Task to complete:
The records underneath are to be printed in full and exactly, with no pictures carried over.

START Information given

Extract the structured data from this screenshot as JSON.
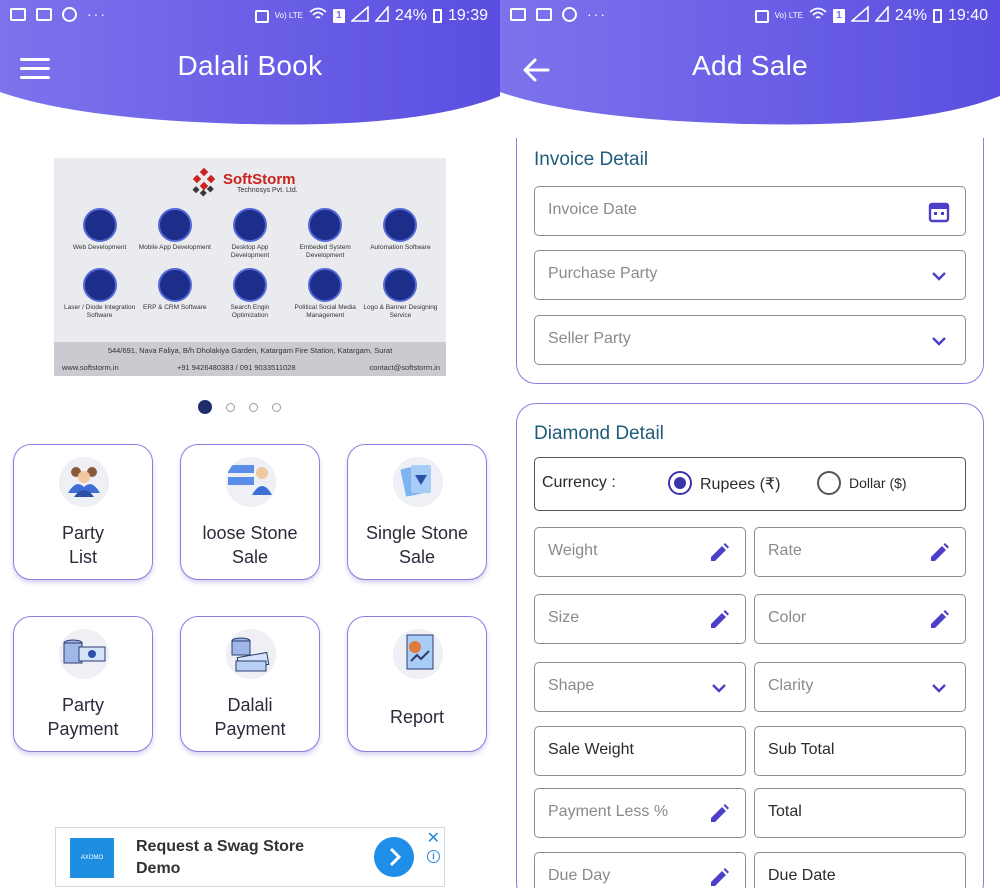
{
  "status_left": {
    "time": "19:39",
    "battery": "24%",
    "network": "Vo) LTE",
    "sim": "1",
    "dots": "···"
  },
  "status_right": {
    "time": "19:40",
    "battery": "24%",
    "network": "Vo) LTE",
    "sim": "1",
    "dots": "···"
  },
  "colors": {
    "header_gradient_start": "#7d73ec",
    "header_gradient_end": "#5a4ee0",
    "accent": "#4c3fc8",
    "card_border": "#8a7fe0",
    "section_title": "#1f5b7a"
  },
  "home": {
    "title": "Dalali Book",
    "menu_icon": "hamburger-menu-icon",
    "banner": {
      "company": "SoftStorm",
      "company_sub": "Technosys Pvt. Ltd.",
      "services": [
        {
          "label": "Web Development",
          "icon": "web-development-icon"
        },
        {
          "label": "Mobile App Development",
          "icon": "mobile-app-icon"
        },
        {
          "label": "Desktop App Development",
          "icon": "desktop-app-icon"
        },
        {
          "label": "Embeded System Development",
          "icon": "chip-icon"
        },
        {
          "label": "Automation Software",
          "icon": "automation-icon"
        },
        {
          "label": "Laser / Diode Integration Software",
          "icon": "laser-icon"
        },
        {
          "label": "ERP & CRM Software",
          "icon": "erp-icon"
        },
        {
          "label": "Search Engin Optimization",
          "icon": "seo-icon"
        },
        {
          "label": "Political Social Media Management",
          "icon": "social-media-icon"
        },
        {
          "label": "Logo & Banner Designing Service",
          "icon": "design-icon"
        }
      ],
      "address": "544/691, Nava Faliya, B/h Dholakiya Garden, Katargam Fire Station, Katargam, Surat",
      "website": "www.softstorm.in",
      "phone": "+91 9426480383 / 091 9033511028",
      "email": "contact@softstorm.in"
    },
    "carousel_pages": 4,
    "carousel_active": 1,
    "tiles": [
      {
        "line1": "Party",
        "line2": "List",
        "icon": "party-list-icon"
      },
      {
        "line1": "loose Stone",
        "line2": "Sale",
        "icon": "loose-stone-sale-icon"
      },
      {
        "line1": "Single Stone",
        "line2": "Sale",
        "icon": "single-stone-sale-icon"
      },
      {
        "line1": "Party",
        "line2": "Payment",
        "icon": "party-payment-icon"
      },
      {
        "line1": "Dalali",
        "line2": "Payment",
        "icon": "dalali-payment-icon"
      },
      {
        "line1": "Report",
        "line2": "",
        "icon": "report-icon"
      }
    ],
    "ad": {
      "text": "Request a Swag Store Demo",
      "logo_text": "AXOMO",
      "close": "✕",
      "info": "i"
    }
  },
  "add_sale": {
    "title": "Add Sale",
    "back_icon": "back-arrow-icon",
    "invoice_section": {
      "title": "Invoice Detail",
      "invoice_date_placeholder": "Invoice Date",
      "purchase_party_placeholder": "Purchase Party",
      "seller_party_placeholder": "Seller Party"
    },
    "diamond_section": {
      "title": "Diamond Detail",
      "currency_label": "Currency :",
      "currency_options": [
        {
          "label": "Rupees (₹)",
          "selected": true
        },
        {
          "label": "Dollar ($)",
          "selected": false
        }
      ],
      "fields": {
        "weight": "Weight",
        "rate": "Rate",
        "size": "Size",
        "color": "Color",
        "shape": "Shape",
        "clarity": "Clarity",
        "sale_weight": "Sale Weight",
        "sub_total": "Sub Total",
        "payment_less": "Payment Less %",
        "total": "Total",
        "due_day": "Due Day",
        "due_date": "Due Date"
      }
    }
  }
}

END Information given

Exercise answer:
Extract the structured data from this screenshot as JSON.
{
  "status_left": {
    "time": "19:39",
    "battery": "24%",
    "network": "Vo) LTE",
    "sim": "1",
    "dots": "···"
  },
  "status_right": {
    "time": "19:40",
    "battery": "24%",
    "network": "Vo) LTE",
    "sim": "1",
    "dots": "···"
  },
  "colors": {
    "header_gradient_start": "#7d73ec",
    "header_gradient_end": "#5a4ee0",
    "accent": "#4c3fc8",
    "card_border": "#8a7fe0",
    "section_title": "#1f5b7a"
  },
  "home": {
    "title": "Dalali Book",
    "menu_icon": "hamburger-menu-icon",
    "banner": {
      "company": "SoftStorm",
      "company_sub": "Technosys Pvt. Ltd.",
      "services": [
        {
          "label": "Web Development",
          "icon": "web-development-icon"
        },
        {
          "label": "Mobile App Development",
          "icon": "mobile-app-icon"
        },
        {
          "label": "Desktop App Development",
          "icon": "desktop-app-icon"
        },
        {
          "label": "Embeded System Development",
          "icon": "chip-icon"
        },
        {
          "label": "Automation Software",
          "icon": "automation-icon"
        },
        {
          "label": "Laser / Diode Integration Software",
          "icon": "laser-icon"
        },
        {
          "label": "ERP & CRM Software",
          "icon": "erp-icon"
        },
        {
          "label": "Search Engin Optimization",
          "icon": "seo-icon"
        },
        {
          "label": "Political Social Media Management",
          "icon": "social-media-icon"
        },
        {
          "label": "Logo & Banner Designing Service",
          "icon": "design-icon"
        }
      ],
      "address": "544/691, Nava Faliya, B/h Dholakiya Garden, Katargam Fire Station, Katargam, Surat",
      "website": "www.softstorm.in",
      "phone": "+91 9426480383 / 091 9033511028",
      "email": "contact@softstorm.in"
    },
    "carousel_pages": 4,
    "carousel_active": 1,
    "tiles": [
      {
        "line1": "Party",
        "line2": "List",
        "icon": "party-list-icon"
      },
      {
        "line1": "loose Stone",
        "line2": "Sale",
        "icon": "loose-stone-sale-icon"
      },
      {
        "line1": "Single Stone",
        "line2": "Sale",
        "icon": "single-stone-sale-icon"
      },
      {
        "line1": "Party",
        "line2": "Payment",
        "icon": "party-payment-icon"
      },
      {
        "line1": "Dalali",
        "line2": "Payment",
        "icon": "dalali-payment-icon"
      },
      {
        "line1": "Report",
        "line2": "",
        "icon": "report-icon"
      }
    ],
    "ad": {
      "text": "Request a Swag Store Demo",
      "logo_text": "AXOMO",
      "close": "✕",
      "info": "i"
    }
  },
  "add_sale": {
    "title": "Add Sale",
    "back_icon": "back-arrow-icon",
    "invoice_section": {
      "title": "Invoice Detail",
      "invoice_date_placeholder": "Invoice Date",
      "purchase_party_placeholder": "Purchase Party",
      "seller_party_placeholder": "Seller Party"
    },
    "diamond_section": {
      "title": "Diamond Detail",
      "currency_label": "Currency :",
      "currency_options": [
        {
          "label": "Rupees (₹)",
          "selected": true
        },
        {
          "label": "Dollar ($)",
          "selected": false
        }
      ],
      "fields": {
        "weight": "Weight",
        "rate": "Rate",
        "size": "Size",
        "color": "Color",
        "shape": "Shape",
        "clarity": "Clarity",
        "sale_weight": "Sale Weight",
        "sub_total": "Sub Total",
        "payment_less": "Payment Less %",
        "total": "Total",
        "due_day": "Due Day",
        "due_date": "Due Date"
      }
    }
  }
}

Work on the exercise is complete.